Component data from apps and pages
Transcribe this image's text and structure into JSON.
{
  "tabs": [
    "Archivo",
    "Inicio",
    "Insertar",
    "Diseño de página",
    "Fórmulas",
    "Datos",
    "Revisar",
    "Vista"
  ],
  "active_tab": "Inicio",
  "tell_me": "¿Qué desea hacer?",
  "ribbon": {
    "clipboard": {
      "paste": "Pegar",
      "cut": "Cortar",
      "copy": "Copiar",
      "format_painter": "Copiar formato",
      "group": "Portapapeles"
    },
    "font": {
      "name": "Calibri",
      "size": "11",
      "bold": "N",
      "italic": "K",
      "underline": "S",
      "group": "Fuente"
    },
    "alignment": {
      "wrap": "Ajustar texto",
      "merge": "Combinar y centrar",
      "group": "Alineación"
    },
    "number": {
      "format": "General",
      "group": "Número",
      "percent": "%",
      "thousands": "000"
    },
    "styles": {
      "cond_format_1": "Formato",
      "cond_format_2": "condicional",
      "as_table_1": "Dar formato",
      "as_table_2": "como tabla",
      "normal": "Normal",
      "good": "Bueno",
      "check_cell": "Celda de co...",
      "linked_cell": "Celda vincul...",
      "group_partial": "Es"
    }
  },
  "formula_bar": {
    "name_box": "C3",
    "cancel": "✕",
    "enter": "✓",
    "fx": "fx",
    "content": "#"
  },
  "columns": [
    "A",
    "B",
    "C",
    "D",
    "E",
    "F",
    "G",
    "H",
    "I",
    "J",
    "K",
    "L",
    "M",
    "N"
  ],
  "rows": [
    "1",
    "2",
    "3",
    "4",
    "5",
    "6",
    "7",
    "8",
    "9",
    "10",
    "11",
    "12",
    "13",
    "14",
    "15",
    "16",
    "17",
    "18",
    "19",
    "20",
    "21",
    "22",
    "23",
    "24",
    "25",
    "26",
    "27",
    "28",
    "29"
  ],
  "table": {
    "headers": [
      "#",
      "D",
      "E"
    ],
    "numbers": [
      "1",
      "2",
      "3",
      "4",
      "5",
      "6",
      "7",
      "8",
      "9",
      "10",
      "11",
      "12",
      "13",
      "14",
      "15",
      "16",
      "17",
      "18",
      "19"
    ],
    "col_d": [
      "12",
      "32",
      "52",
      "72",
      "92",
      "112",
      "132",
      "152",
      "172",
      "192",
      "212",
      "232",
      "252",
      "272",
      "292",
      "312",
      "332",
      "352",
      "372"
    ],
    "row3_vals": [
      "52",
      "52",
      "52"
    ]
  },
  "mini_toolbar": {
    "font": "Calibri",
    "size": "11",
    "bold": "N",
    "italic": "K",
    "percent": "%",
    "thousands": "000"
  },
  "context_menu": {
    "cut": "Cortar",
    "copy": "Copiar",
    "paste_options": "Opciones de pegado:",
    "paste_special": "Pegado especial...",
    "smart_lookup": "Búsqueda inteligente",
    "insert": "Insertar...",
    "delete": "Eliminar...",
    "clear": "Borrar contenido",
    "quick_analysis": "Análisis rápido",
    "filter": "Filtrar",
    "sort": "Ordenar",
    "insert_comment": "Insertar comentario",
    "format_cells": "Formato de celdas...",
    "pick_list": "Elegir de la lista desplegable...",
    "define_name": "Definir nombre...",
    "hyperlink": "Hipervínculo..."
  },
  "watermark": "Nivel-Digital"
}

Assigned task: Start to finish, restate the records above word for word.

Response below:
Transcribe this image's text and structure into JSON.
{
  "tabs": [
    "Archivo",
    "Inicio",
    "Insertar",
    "Diseño de página",
    "Fórmulas",
    "Datos",
    "Revisar",
    "Vista"
  ],
  "active_tab": "Inicio",
  "tell_me": "¿Qué desea hacer?",
  "ribbon": {
    "clipboard": {
      "paste": "Pegar",
      "cut": "Cortar",
      "copy": "Copiar",
      "format_painter": "Copiar formato",
      "group": "Portapapeles"
    },
    "font": {
      "name": "Calibri",
      "size": "11",
      "bold": "N",
      "italic": "K",
      "underline": "S",
      "group": "Fuente"
    },
    "alignment": {
      "wrap": "Ajustar texto",
      "merge": "Combinar y centrar",
      "group": "Alineación"
    },
    "number": {
      "format": "General",
      "group": "Número",
      "percent": "%",
      "thousands": "000"
    },
    "styles": {
      "cond_format_1": "Formato",
      "cond_format_2": "condicional",
      "as_table_1": "Dar formato",
      "as_table_2": "como tabla",
      "normal": "Normal",
      "good": "Bueno",
      "check_cell": "Celda de co...",
      "linked_cell": "Celda vincul...",
      "group_partial": "Es"
    }
  },
  "formula_bar": {
    "name_box": "C3",
    "cancel": "✕",
    "enter": "✓",
    "fx": "fx",
    "content": "#"
  },
  "columns": [
    "A",
    "B",
    "C",
    "D",
    "E",
    "F",
    "G",
    "H",
    "I",
    "J",
    "K",
    "L",
    "M",
    "N"
  ],
  "rows": [
    "1",
    "2",
    "3",
    "4",
    "5",
    "6",
    "7",
    "8",
    "9",
    "10",
    "11",
    "12",
    "13",
    "14",
    "15",
    "16",
    "17",
    "18",
    "19",
    "20",
    "21",
    "22",
    "23",
    "24",
    "25",
    "26",
    "27",
    "28",
    "29"
  ],
  "table": {
    "headers": [
      "#",
      "D",
      "E"
    ],
    "numbers": [
      "1",
      "2",
      "3",
      "4",
      "5",
      "6",
      "7",
      "8",
      "9",
      "10",
      "11",
      "12",
      "13",
      "14",
      "15",
      "16",
      "17",
      "18",
      "19"
    ],
    "col_d": [
      "12",
      "32",
      "52",
      "72",
      "92",
      "112",
      "132",
      "152",
      "172",
      "192",
      "212",
      "232",
      "252",
      "272",
      "292",
      "312",
      "332",
      "352",
      "372"
    ],
    "row3_vals": [
      "52",
      "52",
      "52"
    ]
  },
  "mini_toolbar": {
    "font": "Calibri",
    "size": "11",
    "bold": "N",
    "italic": "K",
    "percent": "%",
    "thousands": "000"
  },
  "context_menu": {
    "cut": "Cortar",
    "copy": "Copiar",
    "paste_options": "Opciones de pegado:",
    "paste_special": "Pegado especial...",
    "smart_lookup": "Búsqueda inteligente",
    "insert": "Insertar...",
    "delete": "Eliminar...",
    "clear": "Borrar contenido",
    "quick_analysis": "Análisis rápido",
    "filter": "Filtrar",
    "sort": "Ordenar",
    "insert_comment": "Insertar comentario",
    "format_cells": "Formato de celdas...",
    "pick_list": "Elegir de la lista desplegable...",
    "define_name": "Definir nombre...",
    "hyperlink": "Hipervínculo..."
  },
  "watermark": "Nivel-Digital"
}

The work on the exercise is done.